About 120 million girls worldwide – more than 1 in 10 – have experienced forced intercourse or other forced sexual acts at some point in their lives, and by far the most common perpetrators are current or former husbands, partners or boyfriends.
5. Female university/college student also face sexual assault
If you think education means less assault, you’re wrong. 23% of female undergraduates have reported to have experienced sexual assault or sexual misconduct in a survey done across 27 universities in the US in 2015.
6. Female genital mutilation is still happening
globally. At least 200 million women and girls alive today have gone through FGN as it is still legal in about 30 countries, and in many of these countries, majority of girls were cut before the age of 5.

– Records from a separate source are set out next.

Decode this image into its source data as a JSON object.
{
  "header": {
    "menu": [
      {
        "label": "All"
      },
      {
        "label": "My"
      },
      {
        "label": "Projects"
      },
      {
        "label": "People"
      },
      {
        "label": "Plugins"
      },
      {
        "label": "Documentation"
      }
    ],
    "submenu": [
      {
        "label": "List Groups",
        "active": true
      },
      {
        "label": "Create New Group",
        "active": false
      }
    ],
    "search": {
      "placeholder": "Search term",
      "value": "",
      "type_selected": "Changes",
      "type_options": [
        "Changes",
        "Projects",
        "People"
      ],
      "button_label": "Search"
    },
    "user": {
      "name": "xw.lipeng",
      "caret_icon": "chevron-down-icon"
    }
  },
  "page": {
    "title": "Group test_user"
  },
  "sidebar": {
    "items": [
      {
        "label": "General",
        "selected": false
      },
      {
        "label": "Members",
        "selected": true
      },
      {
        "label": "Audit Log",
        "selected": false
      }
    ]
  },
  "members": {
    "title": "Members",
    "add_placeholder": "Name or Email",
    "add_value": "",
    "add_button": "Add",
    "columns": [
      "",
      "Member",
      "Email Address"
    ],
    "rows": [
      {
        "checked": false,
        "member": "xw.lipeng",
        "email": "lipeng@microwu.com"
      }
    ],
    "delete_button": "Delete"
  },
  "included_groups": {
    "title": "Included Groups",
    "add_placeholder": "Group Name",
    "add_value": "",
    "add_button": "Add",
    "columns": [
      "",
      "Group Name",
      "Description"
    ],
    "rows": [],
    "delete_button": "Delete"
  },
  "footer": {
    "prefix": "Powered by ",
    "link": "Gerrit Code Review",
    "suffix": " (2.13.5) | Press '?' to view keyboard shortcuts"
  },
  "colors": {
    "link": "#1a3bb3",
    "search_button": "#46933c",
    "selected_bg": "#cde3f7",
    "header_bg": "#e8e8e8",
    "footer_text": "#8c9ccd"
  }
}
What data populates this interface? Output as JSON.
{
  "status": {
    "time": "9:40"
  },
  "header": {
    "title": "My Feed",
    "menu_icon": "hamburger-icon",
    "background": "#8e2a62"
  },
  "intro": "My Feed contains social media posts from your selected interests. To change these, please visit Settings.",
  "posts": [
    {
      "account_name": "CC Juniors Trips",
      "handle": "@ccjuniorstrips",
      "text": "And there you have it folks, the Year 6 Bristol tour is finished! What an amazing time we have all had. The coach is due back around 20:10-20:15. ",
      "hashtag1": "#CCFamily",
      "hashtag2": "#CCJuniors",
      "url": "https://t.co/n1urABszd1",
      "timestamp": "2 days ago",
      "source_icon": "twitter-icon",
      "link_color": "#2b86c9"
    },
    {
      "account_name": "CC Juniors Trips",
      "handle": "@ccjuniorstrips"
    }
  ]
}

In Malaysia, FGM Type 1 is prevalent where 93% of females in Muslim families go through it because it is widely considered as a female Sunnah tradition, and is typically in the old days done by a midwife, though today, it is now done by medical physicians. The procedure is either a minor prick or by curring off a small piece of the highest part of the clitoral hood and foreskin. So no, you can’t really see it ‘just by looking at it’. Why? Well, 82% of Malaysian women claim religious obligation as a primary reason, 41% claim it’s hygienic, and 32% claim other major motivators for FGM prevalence. We also have no laws in reference to FGM and the Malaysian government sponsored 86th conference of Malaysia’s Fatwa Committee National Council of Islamic Religious Affairs held in April 2009 decided that female circumcision is part of Islamic teachings and it should be observed by Muslims, with the majority of the jurists in the Committee concluding that female circumcision is obligatory. In 2012, our government health ministry had also proposed guidelines to reclassify and allow female circumcision as a medical practice.
7. Women and girls make up the majority of human trafficking victims
Adult women make up 51% of all human trafficking victims globally whilst women and girls together account for 71%, with girls representing nearly 3 out of every 4 child trafficking victims. Nearly 3 out of 4 trafficked women and girls are also trafficked for the purpose of sexual exploitation.
Malaysia is considered a destination, source, and transit country for women and children subjected to trafficking in persons, specifically conditions of forced prostitution and forced labour (for men too). A significant number of young women are also recruited to work in Malaysian restaurants and hotels, some of whom migrate through the use of “Guest Relations Officer” visas, but are coerced into Malaysia’s commercial sex trade. Women from China are also even nicknamed “China Dolls”.
Even though the Government of Malaysia does not fully comply with the minimum standards for the elimination of human trafficking, they are making efforts to do so, hence why the US State Department’s Office to Monitor and Combat Trafficking in Persons has placed our country in Tier 2, from a Tier 3 in 2014.